App and web page records:
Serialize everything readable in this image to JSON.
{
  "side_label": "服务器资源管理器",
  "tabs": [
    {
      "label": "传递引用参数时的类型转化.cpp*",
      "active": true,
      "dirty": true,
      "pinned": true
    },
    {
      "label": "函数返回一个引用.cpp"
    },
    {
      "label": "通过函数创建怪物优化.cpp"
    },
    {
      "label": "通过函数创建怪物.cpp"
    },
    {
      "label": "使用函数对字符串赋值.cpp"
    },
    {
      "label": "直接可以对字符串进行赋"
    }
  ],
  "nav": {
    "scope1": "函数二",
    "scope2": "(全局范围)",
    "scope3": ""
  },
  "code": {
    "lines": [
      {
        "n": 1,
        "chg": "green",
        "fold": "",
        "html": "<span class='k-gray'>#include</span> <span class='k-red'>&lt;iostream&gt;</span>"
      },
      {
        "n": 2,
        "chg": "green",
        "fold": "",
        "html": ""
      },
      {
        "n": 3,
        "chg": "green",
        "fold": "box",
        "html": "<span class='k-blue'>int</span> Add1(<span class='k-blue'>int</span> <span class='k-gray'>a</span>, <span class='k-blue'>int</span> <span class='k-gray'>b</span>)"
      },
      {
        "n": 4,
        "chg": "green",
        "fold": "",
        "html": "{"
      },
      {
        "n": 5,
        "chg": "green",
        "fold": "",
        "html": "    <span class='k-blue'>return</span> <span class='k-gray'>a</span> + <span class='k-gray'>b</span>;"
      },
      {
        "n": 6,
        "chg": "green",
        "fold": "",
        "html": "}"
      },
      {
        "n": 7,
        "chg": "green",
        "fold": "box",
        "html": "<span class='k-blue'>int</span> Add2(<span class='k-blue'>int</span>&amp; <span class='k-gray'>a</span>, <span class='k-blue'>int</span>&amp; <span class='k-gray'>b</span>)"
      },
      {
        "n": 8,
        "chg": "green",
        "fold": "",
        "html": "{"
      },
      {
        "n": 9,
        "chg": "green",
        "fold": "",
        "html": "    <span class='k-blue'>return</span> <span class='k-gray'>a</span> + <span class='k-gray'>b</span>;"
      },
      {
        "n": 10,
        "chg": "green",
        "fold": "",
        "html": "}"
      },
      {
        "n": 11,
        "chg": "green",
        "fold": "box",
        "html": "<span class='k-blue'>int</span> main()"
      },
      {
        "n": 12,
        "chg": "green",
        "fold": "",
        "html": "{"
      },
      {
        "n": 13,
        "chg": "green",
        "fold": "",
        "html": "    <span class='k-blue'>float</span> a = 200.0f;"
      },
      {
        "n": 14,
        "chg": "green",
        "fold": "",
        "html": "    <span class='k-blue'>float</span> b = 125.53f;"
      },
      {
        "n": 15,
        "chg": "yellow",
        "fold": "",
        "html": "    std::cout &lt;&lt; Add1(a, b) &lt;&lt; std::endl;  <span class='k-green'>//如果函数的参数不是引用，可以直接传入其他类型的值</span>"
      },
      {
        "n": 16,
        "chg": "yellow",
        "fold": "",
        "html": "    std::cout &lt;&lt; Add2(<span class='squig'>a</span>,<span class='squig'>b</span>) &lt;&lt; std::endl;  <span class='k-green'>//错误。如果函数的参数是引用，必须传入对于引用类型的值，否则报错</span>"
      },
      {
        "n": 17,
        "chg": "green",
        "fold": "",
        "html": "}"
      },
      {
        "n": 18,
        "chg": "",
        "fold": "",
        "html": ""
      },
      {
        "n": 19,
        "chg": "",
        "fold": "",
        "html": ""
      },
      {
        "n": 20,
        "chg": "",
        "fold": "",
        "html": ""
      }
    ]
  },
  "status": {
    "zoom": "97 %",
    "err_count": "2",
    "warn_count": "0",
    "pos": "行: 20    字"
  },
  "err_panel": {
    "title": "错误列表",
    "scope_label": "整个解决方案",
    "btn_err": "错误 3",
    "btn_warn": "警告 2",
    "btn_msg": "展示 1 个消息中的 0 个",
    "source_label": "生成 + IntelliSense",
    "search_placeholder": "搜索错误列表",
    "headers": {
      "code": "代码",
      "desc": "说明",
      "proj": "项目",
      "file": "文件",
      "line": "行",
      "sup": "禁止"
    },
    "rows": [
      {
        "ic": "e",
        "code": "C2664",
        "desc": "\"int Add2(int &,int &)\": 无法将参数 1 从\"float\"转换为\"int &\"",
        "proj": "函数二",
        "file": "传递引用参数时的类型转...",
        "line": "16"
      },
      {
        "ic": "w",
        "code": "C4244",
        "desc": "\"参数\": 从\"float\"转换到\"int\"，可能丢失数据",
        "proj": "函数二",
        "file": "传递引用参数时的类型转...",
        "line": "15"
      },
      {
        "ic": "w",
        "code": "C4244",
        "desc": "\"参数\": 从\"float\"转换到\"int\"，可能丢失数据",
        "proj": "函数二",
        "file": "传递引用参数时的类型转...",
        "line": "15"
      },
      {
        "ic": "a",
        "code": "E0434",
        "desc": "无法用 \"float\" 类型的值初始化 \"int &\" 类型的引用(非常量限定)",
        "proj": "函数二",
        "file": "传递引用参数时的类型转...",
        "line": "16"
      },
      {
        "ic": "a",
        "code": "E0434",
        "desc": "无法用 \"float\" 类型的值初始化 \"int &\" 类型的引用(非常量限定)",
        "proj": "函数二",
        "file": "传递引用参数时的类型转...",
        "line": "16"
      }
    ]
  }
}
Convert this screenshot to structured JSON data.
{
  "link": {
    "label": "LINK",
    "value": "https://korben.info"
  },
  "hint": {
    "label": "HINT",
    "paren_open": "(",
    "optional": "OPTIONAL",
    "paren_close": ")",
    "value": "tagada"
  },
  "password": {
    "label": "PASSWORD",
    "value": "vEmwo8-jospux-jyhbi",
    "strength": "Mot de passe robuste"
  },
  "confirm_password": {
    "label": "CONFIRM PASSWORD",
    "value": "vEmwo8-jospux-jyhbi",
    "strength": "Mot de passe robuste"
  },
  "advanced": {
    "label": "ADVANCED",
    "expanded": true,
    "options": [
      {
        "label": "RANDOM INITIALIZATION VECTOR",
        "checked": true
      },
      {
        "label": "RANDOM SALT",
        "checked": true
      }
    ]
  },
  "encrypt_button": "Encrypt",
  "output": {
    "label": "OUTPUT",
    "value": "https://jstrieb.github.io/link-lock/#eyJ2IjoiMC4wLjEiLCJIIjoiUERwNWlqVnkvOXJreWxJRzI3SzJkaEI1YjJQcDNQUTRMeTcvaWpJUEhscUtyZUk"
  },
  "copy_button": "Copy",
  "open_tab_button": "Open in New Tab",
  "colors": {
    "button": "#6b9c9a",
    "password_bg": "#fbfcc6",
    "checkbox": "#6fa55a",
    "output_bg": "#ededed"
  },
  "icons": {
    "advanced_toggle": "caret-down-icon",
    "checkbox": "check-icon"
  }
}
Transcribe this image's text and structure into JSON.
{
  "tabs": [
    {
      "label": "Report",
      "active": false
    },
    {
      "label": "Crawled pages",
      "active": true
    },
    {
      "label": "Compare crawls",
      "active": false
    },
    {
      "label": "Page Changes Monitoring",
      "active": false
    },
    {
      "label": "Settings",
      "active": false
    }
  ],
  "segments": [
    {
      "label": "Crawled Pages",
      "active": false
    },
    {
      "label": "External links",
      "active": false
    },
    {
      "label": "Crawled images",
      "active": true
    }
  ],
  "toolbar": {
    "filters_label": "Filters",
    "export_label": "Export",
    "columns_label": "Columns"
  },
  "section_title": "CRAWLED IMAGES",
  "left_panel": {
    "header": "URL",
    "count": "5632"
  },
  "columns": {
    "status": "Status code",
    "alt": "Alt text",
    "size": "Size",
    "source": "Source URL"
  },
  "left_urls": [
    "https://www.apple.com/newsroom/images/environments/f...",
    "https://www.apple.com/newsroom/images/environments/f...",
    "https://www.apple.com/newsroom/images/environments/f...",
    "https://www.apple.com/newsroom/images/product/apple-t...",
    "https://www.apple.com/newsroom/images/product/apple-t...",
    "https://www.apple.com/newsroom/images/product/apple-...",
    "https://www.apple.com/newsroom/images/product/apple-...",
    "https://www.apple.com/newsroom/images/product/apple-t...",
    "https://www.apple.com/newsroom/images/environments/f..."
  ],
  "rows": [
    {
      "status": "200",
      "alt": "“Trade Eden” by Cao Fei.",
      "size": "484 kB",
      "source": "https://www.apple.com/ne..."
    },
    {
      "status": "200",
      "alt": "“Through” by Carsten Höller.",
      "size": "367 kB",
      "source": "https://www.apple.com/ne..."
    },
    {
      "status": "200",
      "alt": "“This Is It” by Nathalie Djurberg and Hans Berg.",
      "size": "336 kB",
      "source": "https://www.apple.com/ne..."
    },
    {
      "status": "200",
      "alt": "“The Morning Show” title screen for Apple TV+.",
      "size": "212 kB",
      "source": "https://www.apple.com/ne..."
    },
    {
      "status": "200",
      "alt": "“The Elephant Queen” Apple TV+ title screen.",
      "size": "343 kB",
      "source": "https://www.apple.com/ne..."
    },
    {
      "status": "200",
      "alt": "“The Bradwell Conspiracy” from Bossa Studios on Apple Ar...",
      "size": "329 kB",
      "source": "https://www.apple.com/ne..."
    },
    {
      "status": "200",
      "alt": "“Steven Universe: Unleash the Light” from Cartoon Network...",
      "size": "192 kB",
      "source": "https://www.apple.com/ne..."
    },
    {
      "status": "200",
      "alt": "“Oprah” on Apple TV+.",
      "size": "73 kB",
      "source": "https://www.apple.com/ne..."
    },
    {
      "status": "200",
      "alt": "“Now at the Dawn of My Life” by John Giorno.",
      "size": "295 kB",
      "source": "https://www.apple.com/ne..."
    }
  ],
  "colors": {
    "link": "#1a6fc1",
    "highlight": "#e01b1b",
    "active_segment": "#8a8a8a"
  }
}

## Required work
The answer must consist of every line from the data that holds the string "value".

## Written reply
    "value": "https://korben.info"
    "value": "tagada"
    "value": "vEmwo8-jospux-jyhbi",
    "value": "vEmwo8-jospux-jyhbi",
    "value": "https://jstrieb.github.io/link-lock/#eyJ2IjoiMC4wLjEiLCJIIjoiUERwNWlqVnkvOXJreWxJRzI3SzJkaEI1YjJQcDNQUTRMeTcvaWpJUEhscUtyZUk"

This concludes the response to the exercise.